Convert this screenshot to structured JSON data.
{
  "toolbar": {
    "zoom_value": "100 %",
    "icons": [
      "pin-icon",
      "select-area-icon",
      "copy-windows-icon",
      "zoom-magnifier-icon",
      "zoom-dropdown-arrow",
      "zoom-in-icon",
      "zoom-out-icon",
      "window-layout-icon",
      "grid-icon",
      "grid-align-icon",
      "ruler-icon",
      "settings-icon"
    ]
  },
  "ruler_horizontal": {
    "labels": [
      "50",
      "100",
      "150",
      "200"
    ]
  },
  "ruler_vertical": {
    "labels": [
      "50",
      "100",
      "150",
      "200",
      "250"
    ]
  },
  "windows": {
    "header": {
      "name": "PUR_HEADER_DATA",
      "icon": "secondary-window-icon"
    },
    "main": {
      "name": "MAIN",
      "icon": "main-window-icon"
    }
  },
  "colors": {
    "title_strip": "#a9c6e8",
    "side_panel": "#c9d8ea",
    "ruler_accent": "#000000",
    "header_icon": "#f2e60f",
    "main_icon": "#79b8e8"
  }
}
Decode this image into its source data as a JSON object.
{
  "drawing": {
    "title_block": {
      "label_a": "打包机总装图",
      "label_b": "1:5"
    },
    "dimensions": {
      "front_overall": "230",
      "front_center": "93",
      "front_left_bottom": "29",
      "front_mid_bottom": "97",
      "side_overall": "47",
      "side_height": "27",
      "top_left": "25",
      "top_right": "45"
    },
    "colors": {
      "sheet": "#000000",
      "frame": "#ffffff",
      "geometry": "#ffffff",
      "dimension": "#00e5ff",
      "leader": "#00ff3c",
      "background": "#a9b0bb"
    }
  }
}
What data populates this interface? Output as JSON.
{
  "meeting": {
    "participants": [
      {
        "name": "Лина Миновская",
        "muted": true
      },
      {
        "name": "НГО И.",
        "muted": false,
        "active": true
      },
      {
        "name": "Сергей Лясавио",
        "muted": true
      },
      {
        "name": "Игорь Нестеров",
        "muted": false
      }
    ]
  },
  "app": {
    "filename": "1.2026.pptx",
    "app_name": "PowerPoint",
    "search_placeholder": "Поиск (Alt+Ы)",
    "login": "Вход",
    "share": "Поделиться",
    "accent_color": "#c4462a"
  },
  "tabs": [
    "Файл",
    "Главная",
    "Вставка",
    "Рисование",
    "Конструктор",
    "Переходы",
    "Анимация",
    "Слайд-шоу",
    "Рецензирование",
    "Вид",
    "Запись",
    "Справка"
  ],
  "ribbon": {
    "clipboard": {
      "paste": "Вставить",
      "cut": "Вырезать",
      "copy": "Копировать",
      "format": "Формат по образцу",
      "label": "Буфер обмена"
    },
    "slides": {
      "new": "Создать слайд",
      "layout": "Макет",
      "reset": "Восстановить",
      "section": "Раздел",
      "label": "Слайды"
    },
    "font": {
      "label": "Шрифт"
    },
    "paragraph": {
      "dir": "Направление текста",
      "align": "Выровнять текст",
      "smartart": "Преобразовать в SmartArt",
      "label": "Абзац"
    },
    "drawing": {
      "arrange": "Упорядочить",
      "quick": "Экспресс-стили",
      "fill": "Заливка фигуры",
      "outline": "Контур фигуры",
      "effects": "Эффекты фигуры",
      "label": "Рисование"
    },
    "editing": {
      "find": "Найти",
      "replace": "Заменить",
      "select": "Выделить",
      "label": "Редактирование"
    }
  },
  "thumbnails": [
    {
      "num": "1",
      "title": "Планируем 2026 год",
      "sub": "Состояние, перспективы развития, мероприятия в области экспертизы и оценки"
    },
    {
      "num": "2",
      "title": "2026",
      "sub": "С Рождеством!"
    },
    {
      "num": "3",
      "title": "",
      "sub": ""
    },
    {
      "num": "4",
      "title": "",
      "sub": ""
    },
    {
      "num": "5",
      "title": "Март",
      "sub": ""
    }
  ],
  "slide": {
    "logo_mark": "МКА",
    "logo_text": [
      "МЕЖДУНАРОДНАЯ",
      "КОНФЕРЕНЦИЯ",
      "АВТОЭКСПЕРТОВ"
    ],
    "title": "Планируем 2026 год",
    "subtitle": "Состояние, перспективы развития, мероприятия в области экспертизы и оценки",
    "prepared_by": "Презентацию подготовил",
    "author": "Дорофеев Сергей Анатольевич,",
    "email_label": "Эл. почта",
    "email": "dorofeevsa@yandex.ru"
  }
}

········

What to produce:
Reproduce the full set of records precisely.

Solution to the problem:
Convert this screenshot to structured JSON data.
{
  "toolbar": {
    "zoom_value": "100 %",
    "icons": [
      "pin-icon",
      "select-area-icon",
      "copy-windows-icon",
      "zoom-magnifier-icon",
      "zoom-dropdown-arrow",
      "zoom-in-icon",
      "zoom-out-icon",
      "window-layout-icon",
      "grid-icon",
      "grid-align-icon",
      "ruler-icon",
      "settings-icon"
    ]
  },
  "ruler_horizontal": {
    "labels": [
      "50",
      "100",
      "150",
      "200"
    ]
  },
  "ruler_vertical": {
    "labels": [
      "50",
      "100",
      "150",
      "200",
      "250"
    ]
  },
  "windows": {
    "header": {
      "name": "PUR_HEADER_DATA",
      "icon": "secondary-window-icon"
    },
    "main": {
      "name": "MAIN",
      "icon": "main-window-icon"
    }
  },
  "colors": {
    "title_strip": "#a9c6e8",
    "side_panel": "#c9d8ea",
    "ruler_accent": "#000000",
    "header_icon": "#f2e60f",
    "main_icon": "#79b8e8"
  }
}
Decode this image into its source data as a JSON object.
{
  "drawing": {
    "title_block": {
      "label_a": "打包机总装图",
      "label_b": "1:5"
    },
    "dimensions": {
      "front_overall": "230",
      "front_center": "93",
      "front_left_bottom": "29",
      "front_mid_bottom": "97",
      "side_overall": "47",
      "side_height": "27",
      "top_left": "25",
      "top_right": "45"
    },
    "colors": {
      "sheet": "#000000",
      "frame": "#ffffff",
      "geometry": "#ffffff",
      "dimension": "#00e5ff",
      "leader": "#00ff3c",
      "background": "#a9b0bb"
    }
  }
}
What data populates this interface? Output as JSON.
{
  "meeting": {
    "participants": [
      {
        "name": "Лина Миновская",
        "muted": true
      },
      {
        "name": "НГО И.",
        "muted": false,
        "active": true
      },
      {
        "name": "Сергей Лясавио",
        "muted": true
      },
      {
        "name": "Игорь Нестеров",
        "muted": false
      }
    ]
  },
  "app": {
    "filename": "1.2026.pptx",
    "app_name": "PowerPoint",
    "search_placeholder": "Поиск (Alt+Ы)",
    "login": "Вход",
    "share": "Поделиться",
    "accent_color": "#c4462a"
  },
  "tabs": [
    "Файл",
    "Главная",
    "Вставка",
    "Рисование",
    "Конструктор",
    "Переходы",
    "Анимация",
    "Слайд-шоу",
    "Рецензирование",
    "Вид",
    "Запись",
    "Справка"
  ],
  "ribbon": {
    "clipboard": {
      "paste": "Вставить",
      "cut": "Вырезать",
      "copy": "Копировать",
      "format": "Формат по образцу",
      "label": "Буфер обмена"
    },
    "slides": {
      "new": "Создать слайд",
      "layout": "Макет",
      "reset": "Восстановить",
      "section": "Раздел",
      "label": "Слайды"
    },
    "font": {
      "label": "Шрифт"
    },
    "paragraph": {
      "dir": "Направление текста",
      "align": "Выровнять текст",
      "smartart": "Преобразовать в SmartArt",
      "label": "Абзац"
    },
    "drawing": {
      "arrange": "Упорядочить",
      "quick": "Экспресс-стили",
      "fill": "Заливка фигуры",
      "outline": "Контур фигуры",
      "effects": "Эффекты фигуры",
      "label": "Рисование"
    },
    "editing": {
      "find": "Найти",
      "replace": "Заменить",
      "select": "Выделить",
      "label": "Редактирование"
    }
  },
  "thumbnails": [
    {
      "num": "1",
      "title": "Планируем 2026 год",
      "sub": "Состояние, перспективы развития, мероприятия в области экспертизы и оценки"
    },
    {
      "num": "2",
      "title": "2026",
      "sub": "С Рождеством!"
    },
    {
      "num": "3",
      "title": "",
      "sub": ""
    },
    {
      "num": "4",
      "title": "",
      "sub": ""
    },
    {
      "num": "5",
      "title": "Март",
      "sub": ""
    }
  ],
  "slide": {
    "logo_mark": "МКА",
    "logo_text": [
      "МЕЖДУНАРОДНАЯ",
      "КОНФЕРЕНЦИЯ",
      "АВТОЭКСПЕРТОВ"
    ],
    "title": "Планируем 2026 год",
    "subtitle": "Состояние, перспективы развития, мероприятия в области экспертизы и оценки",
    "prepared_by": "Презентацию подготовил",
    "author": "Дорофеев Сергей Анатольевич,",
    "email_label": "Эл. почта",
    "email": "dorofeevsa@yandex.ru"
  }
}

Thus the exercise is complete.